“My family always said I had a good voice when I was little, but it started to develop and change when I started having private lessons, so at around 13. That’s sort of an age where things develop anyway. I moved to Essendon Keilor College which had a better music program. I ended up doing music there, I did three music subjects in year 11 and 12, which was pretty fun. My teachers weren’t exactly thrilled that I was doing that many music subjects, but I didn’t care because that was all I wanted to do.”
Now consistently song-writing, Mariah has found the process that works for her, saying she tends to get a lot of ideas in some commonly odd places. Admitting to struggling to talk about her feelings, she lets her song writing be the voice that allows her to express her emotions.
“It starts with a really good chord progression. I tend to get a lot of ideas in the car, and I have heard a lot of people say that they do all their thinking in the car, or a lot of their ideas come to them in the car. And in the shower, which is another strange one. Sometimes, I’ll be mucking around on the piano, and I’ll find something that really resonates with me, and then I’ll find it quite easy. Melody and lyrics come quite easily after that. I’ll never be like ‘I want to write a love song, or I want to write a break-up song’, it sort of just happens. The topic just sort of comes out. I never really think about what I’m writing about, it just flows.”
Having now written her first EP, ‘The Beginning’, she has been able to put it all together and release it for the world to hear. She admits it was definitely a change for her, having gone from putting on predominantly cover gigs, to now driving the creative input for her own project and creating and producing her own music. The original songs that were written sound slightly different to what is on there now, however.
“I was definitely out of my comfort zone with the whole process, because all the songs started as classic singer-songwriter, ballads piano. I then went and showed my producer, Marcel, the songs, and he asked me a bunch of questions about what I wanted from it. I was really unsure, just because I couldn’t hear much beyond what they were at that stage. He played a really vital part in making the songs how they sound today. He had quite a bit of input, and I was happy for him to have that.”

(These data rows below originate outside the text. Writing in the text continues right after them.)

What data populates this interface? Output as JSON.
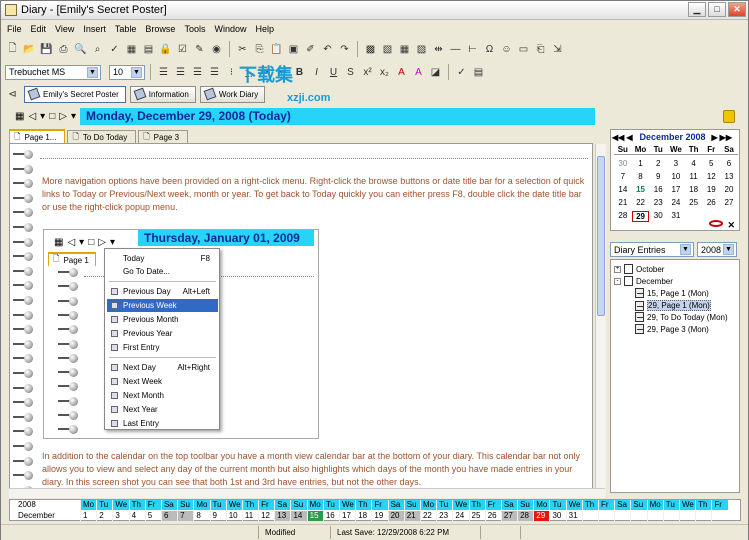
{
  "window": {
    "title": "Diary - [Emily's Secret Poster]"
  },
  "menu": [
    "File",
    "Edit",
    "View",
    "Insert",
    "Table",
    "Browse",
    "Tools",
    "Window",
    "Help"
  ],
  "format": {
    "font": "Trebuchet MS",
    "size": "10"
  },
  "quicklinks": [
    {
      "label": "Emily's Secret Poster"
    },
    {
      "label": "Information"
    },
    {
      "label": "Work Diary"
    }
  ],
  "datebar": {
    "title": "Monday, December 29, 2008 (Today)"
  },
  "page_tabs": [
    "Page 1...",
    "To Do Today",
    "Page 3"
  ],
  "content": {
    "para1": "More navigation options have been provided on a right-click menu. Right-click the browse buttons or date title bar for a selection of quick links to Today or Previous/Next week, month or year. To get back to Today quickly you can either press F8, double click the date title bar or use the right-click popup menu.",
    "para2": "In addition to the calendar on the top toolbar you have a month view calendar bar at the bottom of your diary. This calendar bar not only allows you to view and select any day of the current month but also highlights which days of the month you have made entries in your diary. In this screen shot you can see that both 1st and 3rd have entries, but not the other days."
  },
  "inner": {
    "title": "Thursday, January 01, 2009",
    "tab": "Page 1"
  },
  "context_menu": [
    {
      "label": "Today",
      "shortcut": "F8"
    },
    {
      "label": "Go To Date..."
    },
    {
      "label": "Previous Day",
      "shortcut": "Alt+Left"
    },
    {
      "label": "Previous Week",
      "highlighted": true
    },
    {
      "label": "Previous Month"
    },
    {
      "label": "Previous Year"
    },
    {
      "label": "First Entry"
    },
    {
      "label": "Next Day",
      "shortcut": "Alt+Right"
    },
    {
      "label": "Next Week"
    },
    {
      "label": "Next Month"
    },
    {
      "label": "Next Year"
    },
    {
      "label": "Last Entry"
    }
  ],
  "calendar": {
    "month": "December 2008",
    "dow": [
      "Su",
      "Mo",
      "Tu",
      "We",
      "Th",
      "Fr",
      "Sa"
    ],
    "weeks": [
      [
        "30",
        "1",
        "2",
        "3",
        "4",
        "5",
        "6"
      ],
      [
        "7",
        "8",
        "9",
        "10",
        "11",
        "12",
        "13"
      ],
      [
        "14",
        "15",
        "16",
        "17",
        "18",
        "19",
        "20"
      ],
      [
        "21",
        "22",
        "23",
        "24",
        "25",
        "26",
        "27"
      ],
      [
        "28",
        "29",
        "30",
        "31",
        "",
        "",
        ""
      ]
    ]
  },
  "tree": {
    "view": "Diary Entries",
    "year": "2008",
    "nodes": [
      {
        "label": "October",
        "level": 0,
        "expander": "+"
      },
      {
        "label": "December",
        "level": 0,
        "expander": "-"
      },
      {
        "label": "15, Page 1 (Mon)",
        "level": 1
      },
      {
        "label": "29, Page 1 (Mon)",
        "level": 1,
        "selected": true
      },
      {
        "label": "29, To Do Today (Mon)",
        "level": 1
      },
      {
        "label": "29, Page 3 (Mon)",
        "level": 1
      }
    ]
  },
  "monthbar": {
    "year": "2008",
    "month": "December",
    "dow": [
      "Mo",
      "Tu",
      "We",
      "Th",
      "Fr",
      "Sa",
      "Su",
      "Mo",
      "Tu",
      "We",
      "Th",
      "Fr",
      "Sa",
      "Su",
      "Mo",
      "Tu",
      "We",
      "Th",
      "Fr",
      "Sa",
      "Su",
      "Mo",
      "Tu",
      "We",
      "Th",
      "Fr",
      "Sa",
      "Su",
      "Mo",
      "Tu",
      "We",
      "Th",
      "Fr",
      "Sa",
      "Su",
      "Mo",
      "Tu",
      "We",
      "Th",
      "Fr"
    ],
    "days": [
      "1",
      "2",
      "3",
      "4",
      "5",
      "6",
      "7",
      "8",
      "9",
      "10",
      "11",
      "12",
      "13",
      "14",
      "15",
      "16",
      "17",
      "18",
      "19",
      "20",
      "21",
      "22",
      "23",
      "24",
      "25",
      "26",
      "27",
      "28",
      "29",
      "30",
      "31"
    ]
  },
  "status": {
    "modified": "Modified",
    "last_save": "Last Save: 12/29/2008 6:22 PM"
  },
  "watermark": {
    "brand": "下载集",
    "url": "xzji.com"
  },
  "colors": {
    "date_bar": "#27d3f7",
    "text_brown": "#a0522d",
    "highlight": "#316ac5"
  }
}
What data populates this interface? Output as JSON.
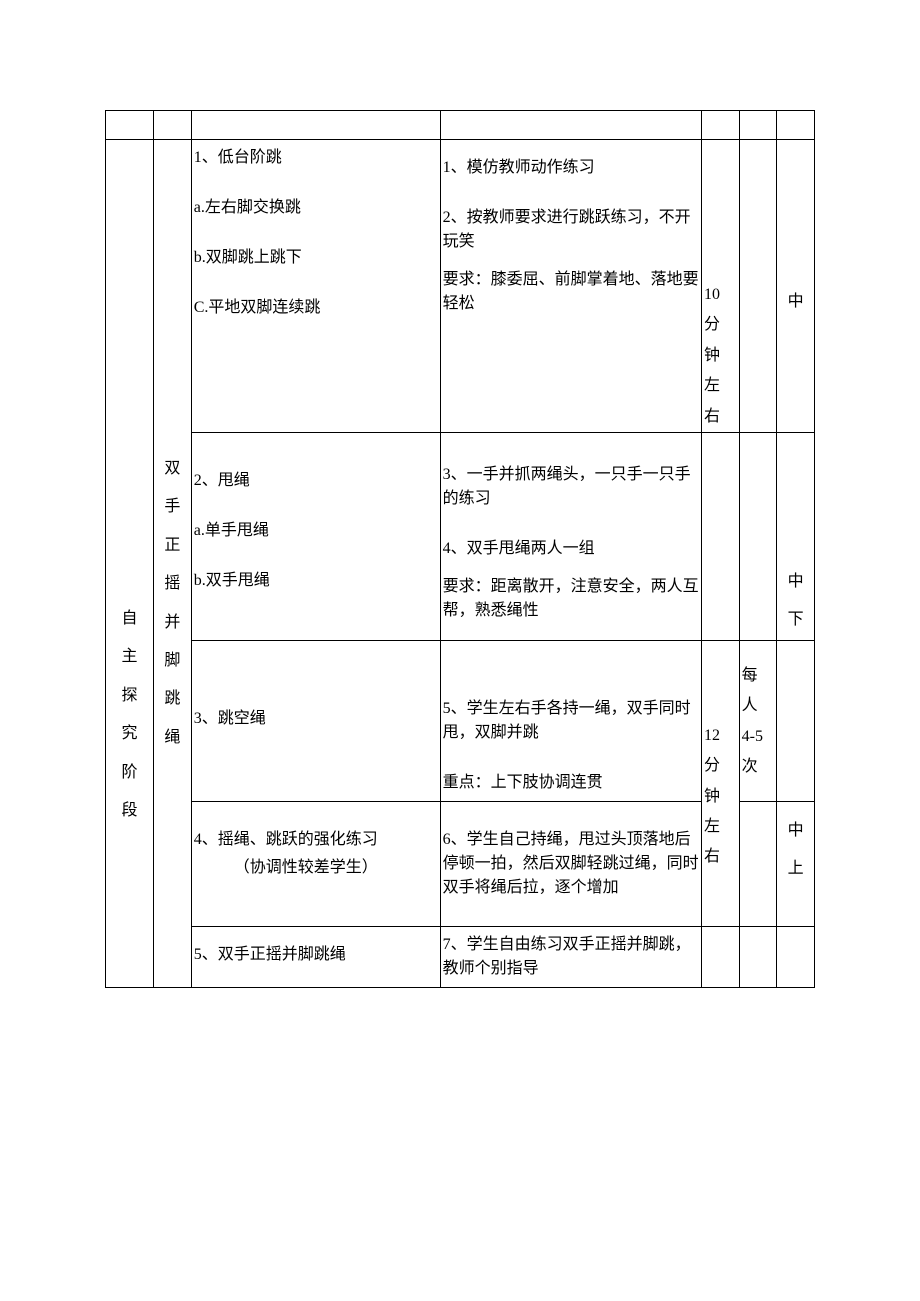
{
  "phase": "自主探究阶段",
  "topic": "双手正摇并脚跳绳",
  "sections": [
    {
      "left": {
        "title": "1、低台阶跳",
        "items": [
          "a.左右脚交换跳",
          "b.双脚跳上跳下",
          "C.平地双脚连续跳"
        ]
      },
      "right": {
        "lines": [
          "1、模仿教师动作练习",
          "2、按教师要求进行跳跃练习，不开玩笑"
        ],
        "req_label": "要求：",
        "req_lines": [
          "膝委屈、前脚掌着地、落地要轻松"
        ]
      },
      "time": "10分钟左右",
      "reps": "",
      "intensity": "中"
    },
    {
      "left": {
        "title": "2、甩绳",
        "items": [
          "a.单手甩绳",
          "b.双手甩绳"
        ]
      },
      "right": {
        "lines": [
          "3、一手并抓两绳头，一只手一只手的练习",
          "4、双手甩绳两人一组"
        ],
        "req_label": "要求：",
        "req_lines": [
          "距离散开，注意安全，两人互帮，熟悉绳性"
        ]
      },
      "time": "",
      "reps": "",
      "intensity": "中下"
    },
    {
      "left": {
        "title": "3、跳空绳",
        "items": []
      },
      "right": {
        "lines": [
          "5、学生左右手各持一绳，双手同时甩，双脚并跳"
        ],
        "req_label": "重点：",
        "req_lines": [
          "上下肢协调连贯"
        ]
      },
      "time": "12分钟左右",
      "reps": "每人4-5次",
      "intensity": ""
    },
    {
      "left": {
        "title": "4、摇绳、跳跃的强化练习",
        "note": "（协调性较差学生）"
      },
      "right": {
        "lines": [
          "6、学生自己持绳，甩过头顶落地后停顿一拍，然后双脚轻跳过绳，同时双手将绳后拉，逐个增加"
        ]
      },
      "time": "",
      "reps": "",
      "intensity": "中上"
    },
    {
      "left": {
        "title": "5、双手正摇并脚跳绳"
      },
      "right": {
        "lines": [
          "7、学生自由练习双手正摇并脚跳，教师个别指导"
        ]
      },
      "time": "",
      "reps": "",
      "intensity": ""
    }
  ]
}
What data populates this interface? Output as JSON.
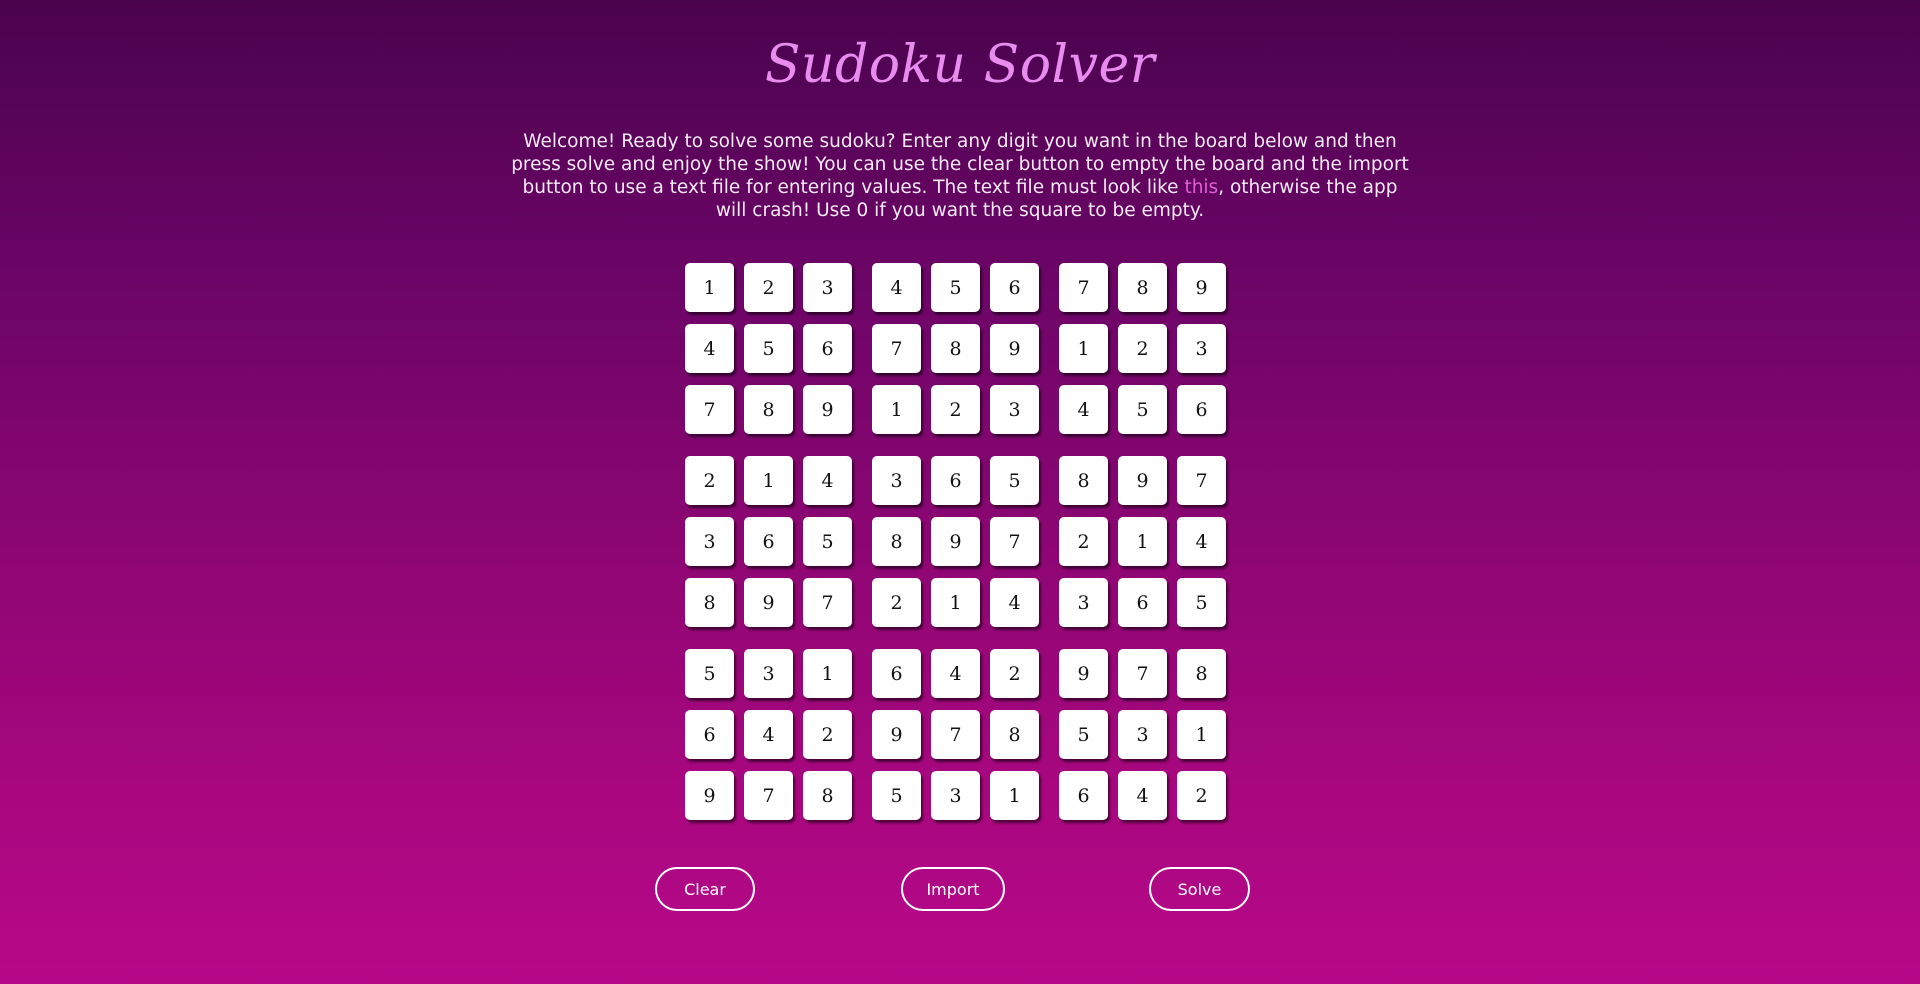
{
  "title": "Sudoku Solver",
  "intro": {
    "before_link": "Welcome! Ready to solve some sudoku? Enter any digit you want in the board below and then press solve and enjoy the show! You can use the clear button to empty the board and the import button to use a text file for entering values. The text file must look like ",
    "link_text": "this",
    "after_link": ", otherwise the app will crash! Use 0 if you want the square to be empty."
  },
  "board": [
    [
      "1",
      "2",
      "3",
      "4",
      "5",
      "6",
      "7",
      "8",
      "9"
    ],
    [
      "4",
      "5",
      "6",
      "7",
      "8",
      "9",
      "1",
      "2",
      "3"
    ],
    [
      "7",
      "8",
      "9",
      "1",
      "2",
      "3",
      "4",
      "5",
      "6"
    ],
    [
      "2",
      "1",
      "4",
      "3",
      "6",
      "5",
      "8",
      "9",
      "7"
    ],
    [
      "3",
      "6",
      "5",
      "8",
      "9",
      "7",
      "2",
      "1",
      "4"
    ],
    [
      "8",
      "9",
      "7",
      "2",
      "1",
      "4",
      "3",
      "6",
      "5"
    ],
    [
      "5",
      "3",
      "1",
      "6",
      "4",
      "2",
      "9",
      "7",
      "8"
    ],
    [
      "6",
      "4",
      "2",
      "9",
      "7",
      "8",
      "5",
      "3",
      "1"
    ],
    [
      "9",
      "7",
      "8",
      "5",
      "3",
      "1",
      "6",
      "4",
      "2"
    ]
  ],
  "buttons": {
    "clear": "Clear",
    "import": "Import",
    "solve": "Solve"
  },
  "colors": {
    "title": "#e88cf0",
    "link": "#e05fd6",
    "background_top": "#4a034e",
    "background_bottom": "#b7088a"
  }
}
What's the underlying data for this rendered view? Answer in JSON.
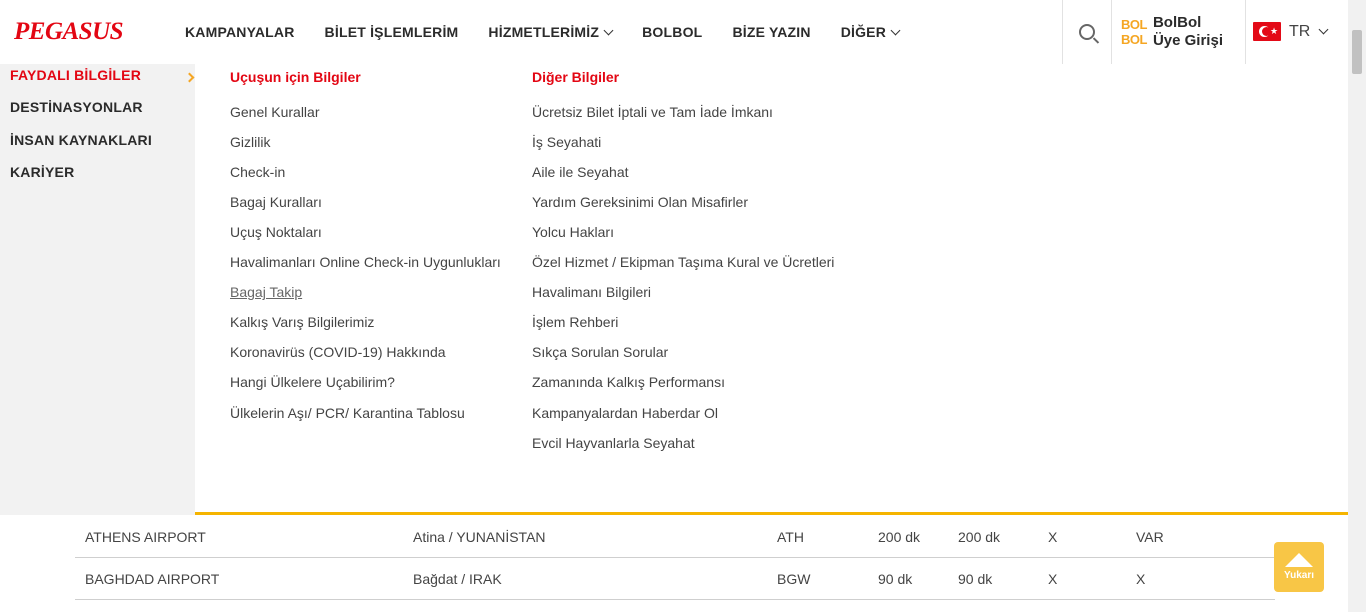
{
  "header": {
    "logo": "PEGASUS",
    "nav": [
      "KAMPANYALAR",
      "BİLET İŞLEMLERİM",
      "HİZMETLERİMİZ",
      "BOLBOL",
      "BİZE YAZIN",
      "DİĞER"
    ],
    "bolbol_logo_line1": "BOL",
    "bolbol_logo_line2": "BOL",
    "bolbol_line1": "BolBol",
    "bolbol_line2": "Üye Girişi",
    "lang": "TR"
  },
  "menu": {
    "side": [
      "FAYDALI BİLGİLER",
      "DESTİNASYONLAR",
      "İNSAN KAYNAKLARI",
      "KARİYER"
    ],
    "col1_title": "Uçuşun için Bilgiler",
    "col1": [
      "Genel Kurallar",
      "Gizlilik",
      "Check-in",
      "Bagaj Kuralları",
      "Uçuş Noktaları",
      "Havalimanları Online Check-in Uygunlukları",
      "Bagaj Takip",
      "Kalkış Varış Bilgilerimiz",
      "Koronavirüs (COVID-19) Hakkında",
      "Hangi Ülkelere Uçabilirim?",
      "Ülkelerin Aşı/ PCR/ Karantina Tablosu"
    ],
    "col2_title": "Diğer Bilgiler",
    "col2": [
      "Ücretsiz Bilet İptali ve Tam İade İmkanı",
      "İş Seyahati",
      "Aile ile Seyahat",
      "Yardım Gereksinimi Olan Misafirler",
      "Yolcu Hakları",
      "Özel Hizmet / Ekipman Taşıma Kural ve Ücretleri",
      "Havalimanı Bilgileri",
      "İşlem Rehberi",
      "Sıkça Sorulan Sorular",
      "Zamanında Kalkış Performansı",
      "Kampanyalardan Haberdar Ol",
      "Evcil Hayvanlarla Seyahat"
    ]
  },
  "table": {
    "rows": [
      [
        "ATHENS AIRPORT",
        "Atina / YUNANİSTAN",
        "ATH",
        "200 dk",
        "200 dk",
        "X",
        "VAR"
      ],
      [
        "BAGHDAD AIRPORT",
        "Bağdat / IRAK",
        "BGW",
        "90 dk",
        "90 dk",
        "X",
        "X"
      ]
    ]
  },
  "totop": "Yukarı",
  "colors": {
    "brand_red": "#e30613",
    "accent_yellow": "#f5b400",
    "bolbol_orange": "#f5a623"
  },
  "icons": {
    "search": "search-icon",
    "flag": "turkey-flag-icon",
    "chevron": "chevron-down-icon",
    "arrow_up": "arrow-up-icon"
  }
}
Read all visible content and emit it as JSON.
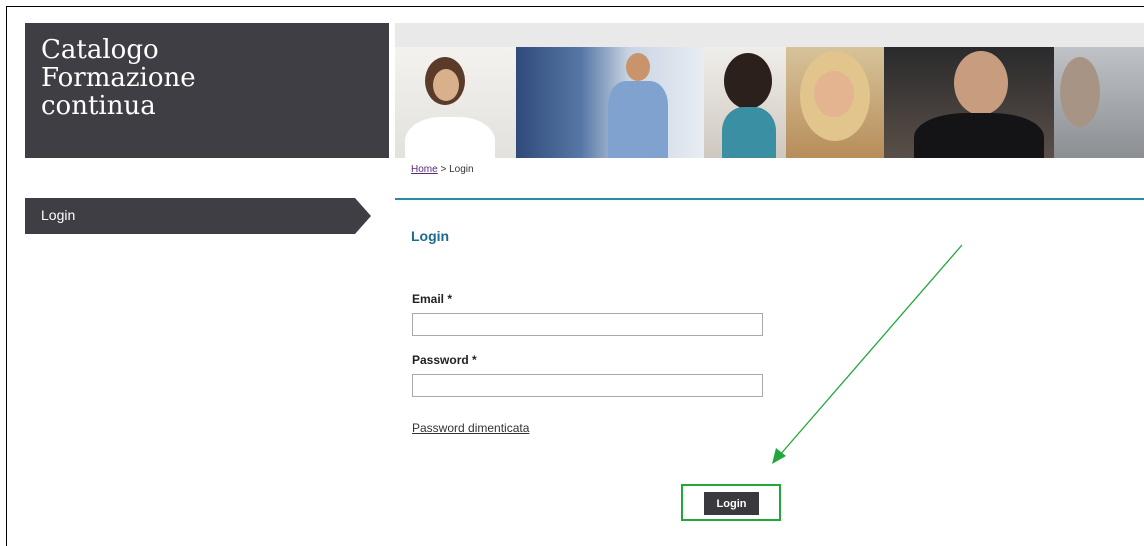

Mariah will be launching ‘The Beginning’ at The Workers’ Club, in Fitzroy, on October 28. I couldn’t pass up the opportunity; however, to chat to her more about the EP before the night and pick her brain about the standard songs, and the songs that mean the most to her. There are two songs she says are her favourites, but for two very different reasons.
“I think my favourite song from the EP, instrumentally, probably Beautiful Nightmare. That song started as a classic ballad, so to make it upbeat and change it so it’s got quite an up vibe is quite fun. And I do like the way it is. But I think, probably The Beginning is one of my favourites, just because it’s quite a motivating song. It was speaking to myself, like don’t give up on your dreams etc. I was in a bit of a crappy space at the time with my career and I wasn’t really sure where I was going with it and feeling quite lost. And then I wrote The Beginning and it was kind of like me pepping myself up to some extent. And I think it will hope other people, and they will be able to relate to that as well.”
You can buy tickets to ‘The Beginning’ EP Launch on October 28 at The Workers’ Club here.
Written by Jordyn Hoekstra